ACTIVITY — Word for word, retype the records below.

------ RECORDED DATA ------

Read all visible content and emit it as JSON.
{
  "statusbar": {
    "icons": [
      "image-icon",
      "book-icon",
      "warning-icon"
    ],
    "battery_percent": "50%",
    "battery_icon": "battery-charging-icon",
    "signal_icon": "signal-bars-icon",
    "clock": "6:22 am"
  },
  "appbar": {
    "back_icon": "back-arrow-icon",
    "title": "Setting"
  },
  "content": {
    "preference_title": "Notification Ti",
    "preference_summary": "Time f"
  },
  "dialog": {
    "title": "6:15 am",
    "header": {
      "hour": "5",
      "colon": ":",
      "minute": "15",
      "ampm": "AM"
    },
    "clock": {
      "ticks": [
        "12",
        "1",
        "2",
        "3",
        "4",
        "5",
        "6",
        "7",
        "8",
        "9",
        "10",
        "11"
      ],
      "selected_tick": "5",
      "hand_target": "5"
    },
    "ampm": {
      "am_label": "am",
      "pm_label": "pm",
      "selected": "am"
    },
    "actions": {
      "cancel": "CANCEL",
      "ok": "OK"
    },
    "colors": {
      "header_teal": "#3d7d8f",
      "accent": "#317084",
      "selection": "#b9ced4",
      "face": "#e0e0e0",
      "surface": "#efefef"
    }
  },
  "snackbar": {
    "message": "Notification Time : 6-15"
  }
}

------

TASK RESPONSE —
Read all visible content and emit it as JSON.
{
  "statusbar": {
    "icons": [
      "image-icon",
      "book-icon",
      "warning-icon"
    ],
    "battery_percent": "50%",
    "battery_icon": "battery-charging-icon",
    "signal_icon": "signal-bars-icon",
    "clock": "6:22 am"
  },
  "appbar": {
    "back_icon": "back-arrow-icon",
    "title": "Setting"
  },
  "content": {
    "preference_title": "Notification Ti",
    "preference_summary": "Time f"
  },
  "dialog": {
    "title": "6:15 am",
    "header": {
      "hour": "5",
      "colon": ":",
      "minute": "15",
      "ampm": "AM"
    },
    "clock": {
      "ticks": [
        "12",
        "1",
        "2",
        "3",
        "4",
        "5",
        "6",
        "7",
        "8",
        "9",
        "10",
        "11"
      ],
      "selected_tick": "5",
      "hand_target": "5"
    },
    "ampm": {
      "am_label": "am",
      "pm_label": "pm",
      "selected": "am"
    },
    "actions": {
      "cancel": "CANCEL",
      "ok": "OK"
    },
    "colors": {
      "header_teal": "#3d7d8f",
      "accent": "#317084",
      "selection": "#b9ced4",
      "face": "#e0e0e0",
      "surface": "#efefef"
    }
  },
  "snackbar": {
    "message": "Notification Time : 6-15"
  }
}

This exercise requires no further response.